The accents: for once, they were GOOD. Maria had an honest, fresh from a Spanish-speaking homeland young woman, and didn’t sound forced, but rather very much real. This was a huge relief to me (and based on her name I think she was probably not pushing herself too much to get it right). The rest of the performers – not once did I have my “Good God, why can’t English actors do American accents?” button pushed. Were they all Americans? I didn’t read the program (too busy watching the show), so who knows, but what they were was competent and believably American or Puerto Rican.

What does this leave? The acting and the story. Who would think that by coming to London I would have suddenly been put into a frame of mind where young toughs getting into a knife fight would become much more poignant rather than quaint (in America, we just expect street toughs to shoot each other). So when we got to the climactic knife fight, which seemed like a bit of a throwaway in Romeo and Juliet, it became so much more – young kids throwing their lives away for a stupid sense of pride in a way that meant more than it did in R&J (rich fools duelling, not very sympathetic) and very much seemed like “look, nothing’s changed.” And Tony’s role is very different – he’s a nice guy trying to break things up, he’s a completely sympathetic character. Maybe it’s a bit unrealistic that he would fall in love with a girl he only just saw at a dance, but once the fight happens, far more so than in a tale of star cross’d lovers, Tony and Maria really and truly to seemed to have no chance in the world of keeping their relationship together in a world where no one, really, wants to see them succeed.
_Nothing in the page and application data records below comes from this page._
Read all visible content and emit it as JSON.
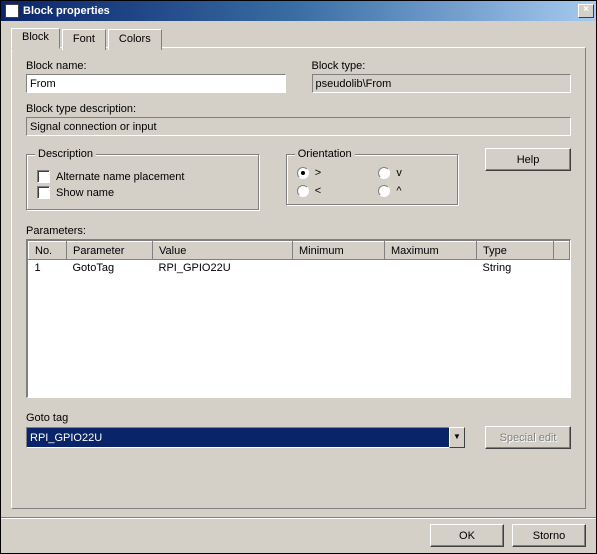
{
  "window": {
    "title": "Block properties"
  },
  "tabs": {
    "block": "Block",
    "font": "Font",
    "colors": "Colors"
  },
  "labels": {
    "block_name": "Block name:",
    "block_type": "Block type:",
    "block_type_desc": "Block type description:",
    "description_group": "Description",
    "alternate_name": "Alternate name placement",
    "show_name": "Show name",
    "orientation_group": "Orientation",
    "parameters": "Parameters:",
    "goto_tag": "Goto tag"
  },
  "fields": {
    "block_name": "From",
    "block_type": "pseudolib\\From",
    "block_type_desc": "Signal connection or input",
    "goto_tag": "RPI_GPIO22U"
  },
  "orientation": {
    "r": ">",
    "l": "<",
    "d": "v",
    "u": "^",
    "selected": "r"
  },
  "buttons": {
    "help": "Help",
    "special_edit": "Special edit",
    "ok": "OK",
    "cancel": "Storno"
  },
  "table": {
    "headers": {
      "no": "No.",
      "parameter": "Parameter",
      "value": "Value",
      "minimum": "Minimum",
      "maximum": "Maximum",
      "type": "Type"
    },
    "rows": [
      {
        "no": "1",
        "parameter": "GotoTag",
        "value": "RPI_GPIO22U",
        "minimum": "",
        "maximum": "",
        "type": "String"
      }
    ]
  }
}
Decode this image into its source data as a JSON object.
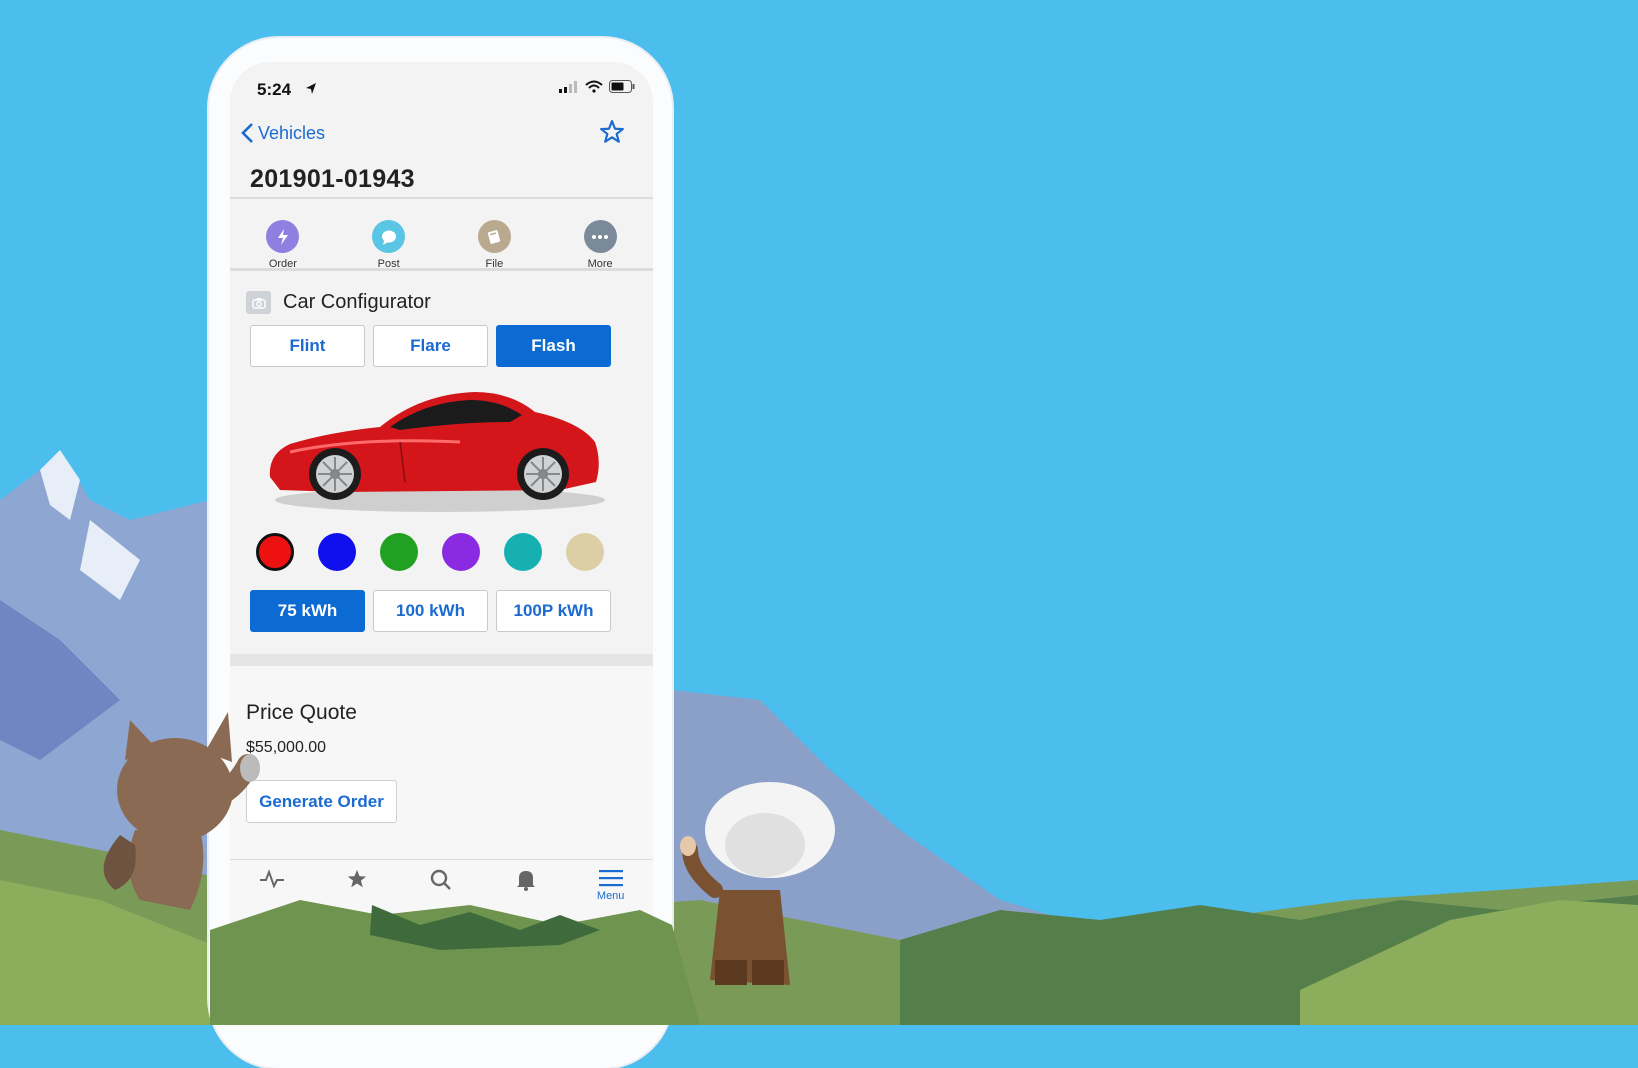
{
  "status_bar": {
    "time": "5:24"
  },
  "nav": {
    "back_label": "Vehicles"
  },
  "record": {
    "title": "201901-01943"
  },
  "actions": [
    {
      "label": "Order",
      "icon": "lightning-icon",
      "color": "#8f7fe0"
    },
    {
      "label": "Post",
      "icon": "chat-bubble-icon",
      "color": "#5bc5e5"
    },
    {
      "label": "File",
      "icon": "file-icon",
      "color": "#b9a98f"
    },
    {
      "label": "More",
      "icon": "more-dots-icon",
      "color": "#7a8a99"
    }
  ],
  "configurator": {
    "title": "Car Configurator",
    "models": [
      {
        "label": "Flint",
        "selected": false
      },
      {
        "label": "Flare",
        "selected": false
      },
      {
        "label": "Flash",
        "selected": true
      }
    ],
    "colors": [
      "#ee1111",
      "#1010ee",
      "#22a022",
      "#8a2be2",
      "#17b0b0",
      "#dccfa6"
    ],
    "selected_color": "#ee1111",
    "batteries": [
      {
        "label": "75 kWh",
        "selected": true
      },
      {
        "label": "100 kWh",
        "selected": false
      },
      {
        "label": "100P kWh",
        "selected": false
      }
    ]
  },
  "price": {
    "title": "Price Quote",
    "value": "$55,000.00",
    "button_label": "Generate Order"
  },
  "tabbar": {
    "menu_label": "Menu"
  },
  "colors": {
    "accent": "#0b6bd3",
    "sky": "#4bbeee"
  }
}
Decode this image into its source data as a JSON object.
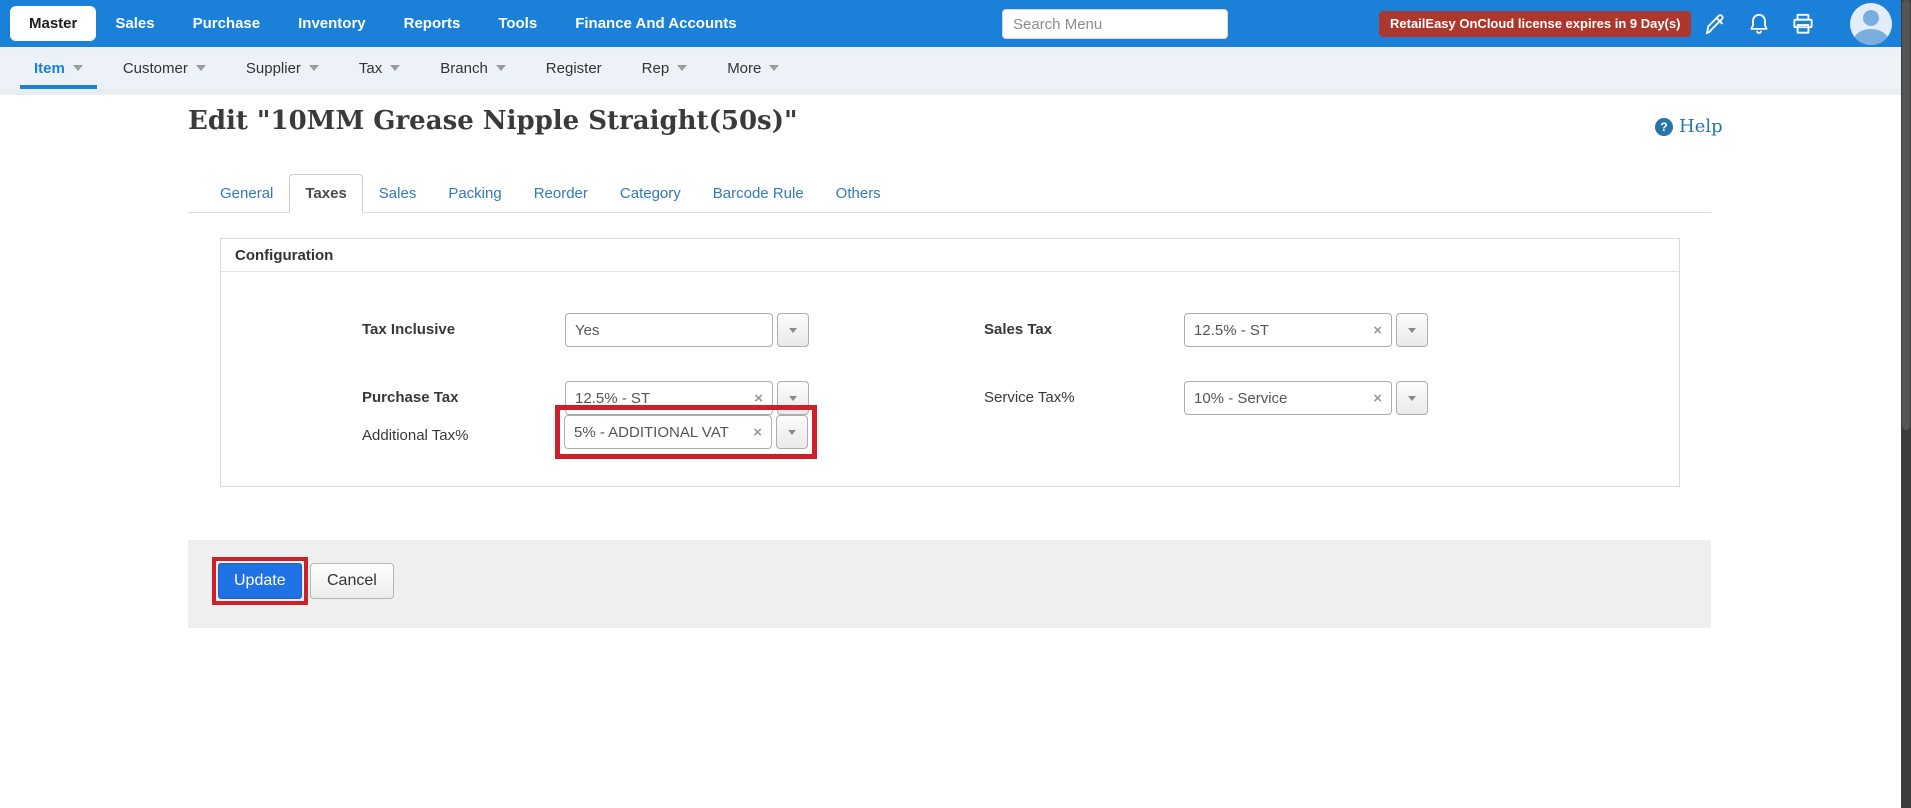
{
  "topbar": {
    "master_label": "Master",
    "menu": [
      "Sales",
      "Purchase",
      "Inventory",
      "Reports",
      "Tools",
      "Finance And Accounts"
    ],
    "search_placeholder": "Search Menu",
    "license_warning": "RetailEasy OnCloud license expires in 9 Day(s)",
    "icons": [
      "brush-icon",
      "notifications-bell-icon",
      "printer-icon",
      "user-avatar"
    ]
  },
  "subnav": {
    "items": [
      {
        "label": "Item",
        "active": true
      },
      {
        "label": "Customer"
      },
      {
        "label": "Supplier"
      },
      {
        "label": "Tax"
      },
      {
        "label": "Branch"
      },
      {
        "label": "Register"
      },
      {
        "label": "Rep"
      },
      {
        "label": "More"
      }
    ]
  },
  "page": {
    "title": "Edit \"10MM Grease Nipple Straight(50s)\"",
    "help_label": "Help"
  },
  "tabs": {
    "labels": [
      "General",
      "Taxes",
      "Sales",
      "Packing",
      "Reorder",
      "Category",
      "Barcode Rule",
      "Others"
    ],
    "active": "Taxes"
  },
  "config": {
    "heading": "Configuration",
    "fields": [
      {
        "label": "Tax Inclusive",
        "value": "Yes",
        "clearable": false,
        "highlighted": false
      },
      {
        "label": "Sales Tax",
        "value": "12.5% - ST",
        "clearable": true,
        "highlighted": false
      },
      {
        "label": "Purchase Tax",
        "value": "12.5% - ST",
        "clearable": true,
        "highlighted": false
      },
      {
        "label": "Service Tax%",
        "value": "10% - Service",
        "clearable": true,
        "highlighted": false
      },
      {
        "label": "Additional Tax%",
        "value": "5% - ADDITIONAL VAT",
        "clearable": true,
        "highlighted": true
      }
    ]
  },
  "footer": {
    "update_label": "Update",
    "cancel_label": "Cancel"
  },
  "glyphs": {
    "clear": "×",
    "help": "?"
  },
  "colors": {
    "topbar_blue": "#1a80d8",
    "subnav_bg": "#ecf2f8",
    "badge_red": "#ae372d",
    "highlight_red": "#ce2029",
    "tab_link_blue": "#337ab7",
    "primary_button_blue": "#2071e3"
  }
}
How was the acting, though? I think it all comes down to this: we all knew how it was going to end, right? And yet way up there in the second balcony, the second balcony, mind you (where I could afford seats), I could here scores of people sniffling at the end – reserved old English people having a cry about the tragic end of what could have been a beautiful romance. And me, uh, I had some dust in my eyes and my contacts were dry, okay?
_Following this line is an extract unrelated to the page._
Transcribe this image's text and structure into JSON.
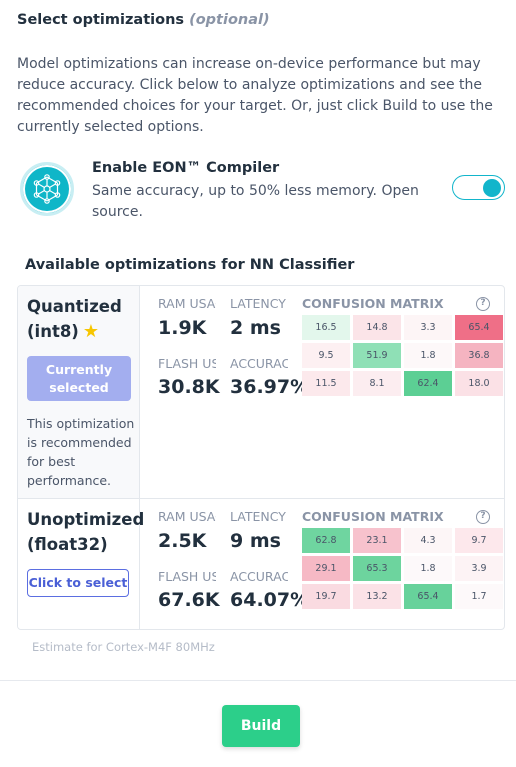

(This review is for a performance that took place on Friday, August 15th, 2008. Performances continue through the 31st of August though it’s mostly sold out, but, hey, if you just want a single, you can always call the day of and get a return ticket. More information on the official “West Side Story 50th Anniversary Production website. This show will be touring for a while so you have many chances to catch it still!)
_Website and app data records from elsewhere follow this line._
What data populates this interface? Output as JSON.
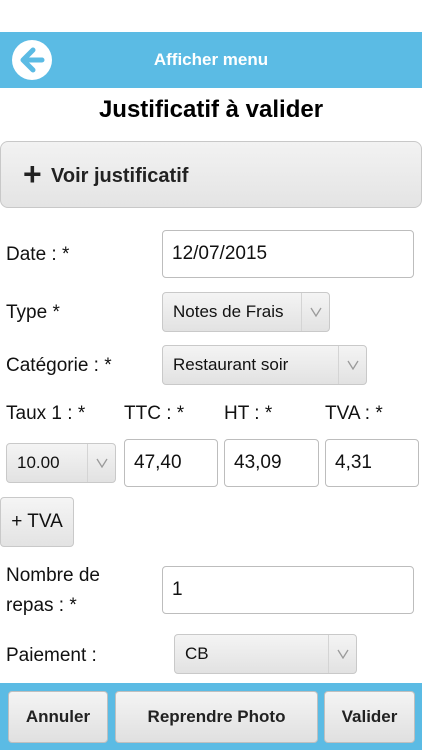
{
  "header": {
    "menu_label": "Afficher menu"
  },
  "page": {
    "title": "Justificatif à valider",
    "voir_plus": "+",
    "voir_label": "Voir justificatif"
  },
  "form": {
    "date": {
      "label": "Date : *",
      "value": "12/07/2015"
    },
    "type": {
      "label": "Type *",
      "selected": "Notes de Frais"
    },
    "categorie": {
      "label": "Catégorie : *",
      "selected": "Restaurant soir"
    },
    "taux": {
      "label": "Taux 1 : *",
      "selected": "10.00"
    },
    "ttc": {
      "label": "TTC : *",
      "value": "47,40"
    },
    "ht": {
      "label": "HT : *",
      "value": "43,09"
    },
    "tva": {
      "label": "TVA : *",
      "value": "4,31"
    },
    "add_tva_label": "+ TVA",
    "nombre_repas": {
      "label_line1": "Nombre de",
      "label_line2": "repas : *",
      "value": "1"
    },
    "paiement": {
      "label": "Paiement :",
      "selected": "CB"
    }
  },
  "footer": {
    "cancel_label": "Annuler",
    "retake_label": "Reprendre Photo",
    "validate_label": "Valider"
  },
  "colors": {
    "accent": "#5bbbe4"
  },
  "icons": {
    "back": "arrow-left-icon",
    "plus": "plus-icon",
    "select_arrow": "chevron-down-icon"
  }
}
Preview of August: a month in theater

July 28, 2008

Shockingly, there are several days left to July and I have not a single show in store. That said, I do have some things scheduled for August, but not much yet due to going out of town a few times. (It’s summer, what can I say, I hear the call of the sea.)

August Theater Plans
5 (Tuesday): Wizard of Oz at the Royal Festival Hall. This is a birthday present and I’m looking forward to it! UPDATE: This was miserable.
6 (Wednesday): Pygmalion at the Old Vic. Hey, better late than never, and you can’t get much later than closing week. What’s amusing is that I actually won tickets to this show early in the run, but it was on a night when I was hosting a party so I couldn’t go. Ah well. I’m sure it will be much better now that the Old Vic’s lack of AC will be heating up the action on stage that much more. UPDATE: Brilliant, too bad it’s closed now.
12 (Tuesday): Three-Penny Ring Cycle at the National Theatre. It’s one act, it’s musical, it’s based on two classics, what’s not to love? UPDATE: Bah, we were rained out, or had a rain delay, so we got refunds and went home.
13 (Wednesday): All-male Mikado at the Union Theatre (Southwark). This will mean I’ve seen the Mikado twice this year, but the Union Theatre has won my heart and thus will get me to make the bet this one will have ten times the charm of the first. UPDATE: Bah again, this was sold out. Why didn’t I buy my tickets sooner?
15 (Friday): West Side Story at Sadler’s Wells. They’re about the cheapest seats I could get but they’re still a lot – but I’ve never seen this before and it had to happen.
23 (Friday): Naughty cabaret at The Roundhouse. With friends. Naughty friends.

Also, I’m aiming to fit in the Victorian Music Hall thing at Wilton’s and Into the Hoods – it should make for a busy month all in all even though eight shows makes me feel like I’m kind of sleepwalking my way through it.